## Your assignment
Without changing anything, output the records below.
--- The input Enclosed Below ---
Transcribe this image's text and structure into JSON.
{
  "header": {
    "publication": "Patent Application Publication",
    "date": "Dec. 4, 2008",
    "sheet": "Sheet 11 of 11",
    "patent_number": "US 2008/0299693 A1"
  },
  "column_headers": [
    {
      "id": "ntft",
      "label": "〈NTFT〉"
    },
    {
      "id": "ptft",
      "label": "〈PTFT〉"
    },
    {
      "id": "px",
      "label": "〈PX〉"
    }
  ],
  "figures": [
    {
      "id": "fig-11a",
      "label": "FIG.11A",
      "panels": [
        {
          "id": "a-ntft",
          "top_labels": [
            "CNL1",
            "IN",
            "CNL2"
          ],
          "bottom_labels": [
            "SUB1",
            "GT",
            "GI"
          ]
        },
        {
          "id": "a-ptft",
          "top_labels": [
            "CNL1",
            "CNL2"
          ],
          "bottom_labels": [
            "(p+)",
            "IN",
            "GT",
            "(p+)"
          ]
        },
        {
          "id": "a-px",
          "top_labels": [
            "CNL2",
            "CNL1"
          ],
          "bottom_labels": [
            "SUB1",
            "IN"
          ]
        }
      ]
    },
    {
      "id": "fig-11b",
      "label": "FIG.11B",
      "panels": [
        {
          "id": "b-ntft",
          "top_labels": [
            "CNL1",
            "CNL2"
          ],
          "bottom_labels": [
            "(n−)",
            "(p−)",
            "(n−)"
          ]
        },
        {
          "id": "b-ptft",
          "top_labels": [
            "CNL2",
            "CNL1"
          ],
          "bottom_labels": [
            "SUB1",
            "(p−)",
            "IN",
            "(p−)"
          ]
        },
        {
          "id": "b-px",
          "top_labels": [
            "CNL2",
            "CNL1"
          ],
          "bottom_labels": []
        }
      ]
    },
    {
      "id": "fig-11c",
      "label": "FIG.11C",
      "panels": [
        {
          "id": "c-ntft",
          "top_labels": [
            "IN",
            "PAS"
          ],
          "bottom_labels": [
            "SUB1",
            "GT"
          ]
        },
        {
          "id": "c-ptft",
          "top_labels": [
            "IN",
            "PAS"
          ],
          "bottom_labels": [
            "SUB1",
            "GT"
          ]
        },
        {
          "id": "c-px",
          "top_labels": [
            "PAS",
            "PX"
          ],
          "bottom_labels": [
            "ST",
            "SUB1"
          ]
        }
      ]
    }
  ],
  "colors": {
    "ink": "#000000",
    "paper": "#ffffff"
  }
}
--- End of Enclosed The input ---
## Exercise result
Transcribe this image's text and structure into JSON.
{
  "header": {
    "publication": "Patent Application Publication",
    "date": "Dec. 4, 2008",
    "sheet": "Sheet 11 of 11",
    "patent_number": "US 2008/0299693 A1"
  },
  "column_headers": [
    {
      "id": "ntft",
      "label": "〈NTFT〉"
    },
    {
      "id": "ptft",
      "label": "〈PTFT〉"
    },
    {
      "id": "px",
      "label": "〈PX〉"
    }
  ],
  "figures": [
    {
      "id": "fig-11a",
      "label": "FIG.11A",
      "panels": [
        {
          "id": "a-ntft",
          "top_labels": [
            "CNL1",
            "IN",
            "CNL2"
          ],
          "bottom_labels": [
            "SUB1",
            "GT",
            "GI"
          ]
        },
        {
          "id": "a-ptft",
          "top_labels": [
            "CNL1",
            "CNL2"
          ],
          "bottom_labels": [
            "(p+)",
            "IN",
            "GT",
            "(p+)"
          ]
        },
        {
          "id": "a-px",
          "top_labels": [
            "CNL2",
            "CNL1"
          ],
          "bottom_labels": [
            "SUB1",
            "IN"
          ]
        }
      ]
    },
    {
      "id": "fig-11b",
      "label": "FIG.11B",
      "panels": [
        {
          "id": "b-ntft",
          "top_labels": [
            "CNL1",
            "CNL2"
          ],
          "bottom_labels": [
            "(n−)",
            "(p−)",
            "(n−)"
          ]
        },
        {
          "id": "b-ptft",
          "top_labels": [
            "CNL2",
            "CNL1"
          ],
          "bottom_labels": [
            "SUB1",
            "(p−)",
            "IN",
            "(p−)"
          ]
        },
        {
          "id": "b-px",
          "top_labels": [
            "CNL2",
            "CNL1"
          ],
          "bottom_labels": []
        }
      ]
    },
    {
      "id": "fig-11c",
      "label": "FIG.11C",
      "panels": [
        {
          "id": "c-ntft",
          "top_labels": [
            "IN",
            "PAS"
          ],
          "bottom_labels": [
            "SUB1",
            "GT"
          ]
        },
        {
          "id": "c-ptft",
          "top_labels": [
            "IN",
            "PAS"
          ],
          "bottom_labels": [
            "SUB1",
            "GT"
          ]
        },
        {
          "id": "c-px",
          "top_labels": [
            "PAS",
            "PX"
          ],
          "bottom_labels": [
            "ST",
            "SUB1"
          ]
        }
      ]
    }
  ],
  "colors": {
    "ink": "#000000",
    "paper": "#ffffff"
  }
}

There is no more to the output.